On September 1, 2015, this court issued an order granting the State's March 31, 2015 motion to dismiss appeal for lack of jurisdiction. Appellant has now filed a combined “motion for clarification, for certification of issue for appellate review, and for issuance of a written opinion.”1 We grant the motions for clarification and for issuance of a written opinion, but deny the request for certification. We also vacate the September 1, 2015 order and deny the State's motion to dismiss. Upon consideration of the briefs, the court's opinion is as follows.

The Defendant, Nikko Albanese, pled guilty to two counts of robbery with a firearm and two counts of felon in possession of a firearm. He was adjudicated guilty of all four crimes and sentenced to serve ten years in prison.

The Defendant appeals his conviction on two grounds. First, he argues the plea agreement is void for lack of consideration. Second, he argues the trial court erred in failing to sua sponte hold a mental competency hearing.

While defendants who plead guilty have a constitutional right to appeal, “the issues that they can raise on appeal are limited.” Leonard v. State, 760 So.2d 114, 116 (Fla.2000).

A defendant may not appeal from a guilty or nolo contendere plea except as follows:

(i) Reservation of Right to Appeal. A defendant who pleads guilty or nolo contendere may expressly reserve the right to appeal a prior dispositive order ․

(ii) Appeals Otherwise Allowed. A defendant who pleads guilty or nolo contendere may otherwise directly appeal only

a. the lower tribunal's lack of subject matter jurisdiction;

b. a violation of the plea agreement, if preserved by a motion to withdraw plea;

c. an involuntary plea, if preserved by a motion to withdraw plea;

d. a sentencing error, if preserved; or

e. as otherwise provided by law.

Fla. R.App. P. 9.140(b)(2)(A) (emphasis added). The Defendant did not reserve his right to appeal and did not file a motion to withdraw his plea. He claims that his arguments on appeal “tacitly rely” on rule 9.140(b)(2)(A)(ii)a. (the trial court exceeded its subject matter jurisdiction). We disagree.

We find both issues raised on appeal involve the voluntary and intelligent nature of the Defendant's plea. Before raising these issues on appeal, “the defendant must first file with the trial court a motion to withdraw the plea.” Burns v. State, 884 So.2d 1010, 1013 (Fla. 4th DCA 2004).

Accordingly, we affirm.
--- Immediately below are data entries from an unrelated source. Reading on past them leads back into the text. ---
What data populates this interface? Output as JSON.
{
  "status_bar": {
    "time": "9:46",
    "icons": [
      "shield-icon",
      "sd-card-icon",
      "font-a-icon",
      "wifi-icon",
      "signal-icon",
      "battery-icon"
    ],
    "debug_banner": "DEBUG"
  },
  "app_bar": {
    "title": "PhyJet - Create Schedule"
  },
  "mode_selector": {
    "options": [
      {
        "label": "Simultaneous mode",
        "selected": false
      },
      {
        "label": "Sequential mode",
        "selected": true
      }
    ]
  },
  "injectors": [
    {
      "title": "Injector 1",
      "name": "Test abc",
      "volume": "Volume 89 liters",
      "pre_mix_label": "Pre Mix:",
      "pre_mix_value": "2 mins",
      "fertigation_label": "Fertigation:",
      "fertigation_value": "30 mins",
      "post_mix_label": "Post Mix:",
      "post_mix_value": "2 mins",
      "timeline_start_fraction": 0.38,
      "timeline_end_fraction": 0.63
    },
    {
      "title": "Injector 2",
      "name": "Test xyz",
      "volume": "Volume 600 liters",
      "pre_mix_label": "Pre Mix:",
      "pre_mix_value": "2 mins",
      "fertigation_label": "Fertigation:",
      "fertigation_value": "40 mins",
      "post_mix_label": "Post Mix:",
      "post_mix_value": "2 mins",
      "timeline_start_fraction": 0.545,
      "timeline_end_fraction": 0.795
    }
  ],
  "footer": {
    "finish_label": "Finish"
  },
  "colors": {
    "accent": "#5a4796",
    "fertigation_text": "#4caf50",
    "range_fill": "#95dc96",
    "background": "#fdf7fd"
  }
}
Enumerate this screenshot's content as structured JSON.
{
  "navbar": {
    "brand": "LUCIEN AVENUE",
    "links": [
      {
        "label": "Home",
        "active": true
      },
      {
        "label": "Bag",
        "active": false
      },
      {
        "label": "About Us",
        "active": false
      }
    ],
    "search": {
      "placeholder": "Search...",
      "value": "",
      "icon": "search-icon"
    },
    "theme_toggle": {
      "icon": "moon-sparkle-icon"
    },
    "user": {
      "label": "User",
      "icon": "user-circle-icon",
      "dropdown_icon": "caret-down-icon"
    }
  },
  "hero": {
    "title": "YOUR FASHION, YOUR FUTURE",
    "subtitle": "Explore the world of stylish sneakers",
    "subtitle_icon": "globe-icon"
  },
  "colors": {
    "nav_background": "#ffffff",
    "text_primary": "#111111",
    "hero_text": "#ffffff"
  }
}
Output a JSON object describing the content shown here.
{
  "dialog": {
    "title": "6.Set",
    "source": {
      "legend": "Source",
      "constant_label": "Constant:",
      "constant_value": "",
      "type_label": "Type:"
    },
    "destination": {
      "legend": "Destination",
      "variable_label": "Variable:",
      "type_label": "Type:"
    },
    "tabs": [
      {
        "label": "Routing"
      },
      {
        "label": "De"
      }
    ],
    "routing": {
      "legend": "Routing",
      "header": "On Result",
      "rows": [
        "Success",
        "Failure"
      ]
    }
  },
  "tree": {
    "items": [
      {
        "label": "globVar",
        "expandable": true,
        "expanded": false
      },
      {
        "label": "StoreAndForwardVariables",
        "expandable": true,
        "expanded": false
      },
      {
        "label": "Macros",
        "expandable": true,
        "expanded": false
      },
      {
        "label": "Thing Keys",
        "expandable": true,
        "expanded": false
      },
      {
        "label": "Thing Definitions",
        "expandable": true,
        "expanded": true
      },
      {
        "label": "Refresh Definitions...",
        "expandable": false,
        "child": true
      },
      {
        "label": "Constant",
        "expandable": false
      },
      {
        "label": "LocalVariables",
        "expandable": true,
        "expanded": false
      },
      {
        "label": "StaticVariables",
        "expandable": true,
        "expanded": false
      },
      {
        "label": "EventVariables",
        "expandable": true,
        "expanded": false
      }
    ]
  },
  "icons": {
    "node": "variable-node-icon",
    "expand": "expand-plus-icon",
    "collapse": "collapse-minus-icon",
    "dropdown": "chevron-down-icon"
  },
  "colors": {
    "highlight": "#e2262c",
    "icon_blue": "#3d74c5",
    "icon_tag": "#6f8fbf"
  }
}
See Leonard v. State, 760 So.2d 114, 119 (Fla.2000); Robinson v. State, 373 So.2d 898 (Fla.1979).


1.  Florida Rule of Appellate Procedure 9.330 does not authorize Appellant's motion for “certification of issue for appellate review .” We treat that portion of Appellant's motion as a request that this court seek supreme court review under rule 9.030(a)(2)(A)(v) (“The discretionary jurisdiction of the supreme court may be sought to review ․ a question certified to be of great public importance.”).


WARNER and FORST, JJ., concur.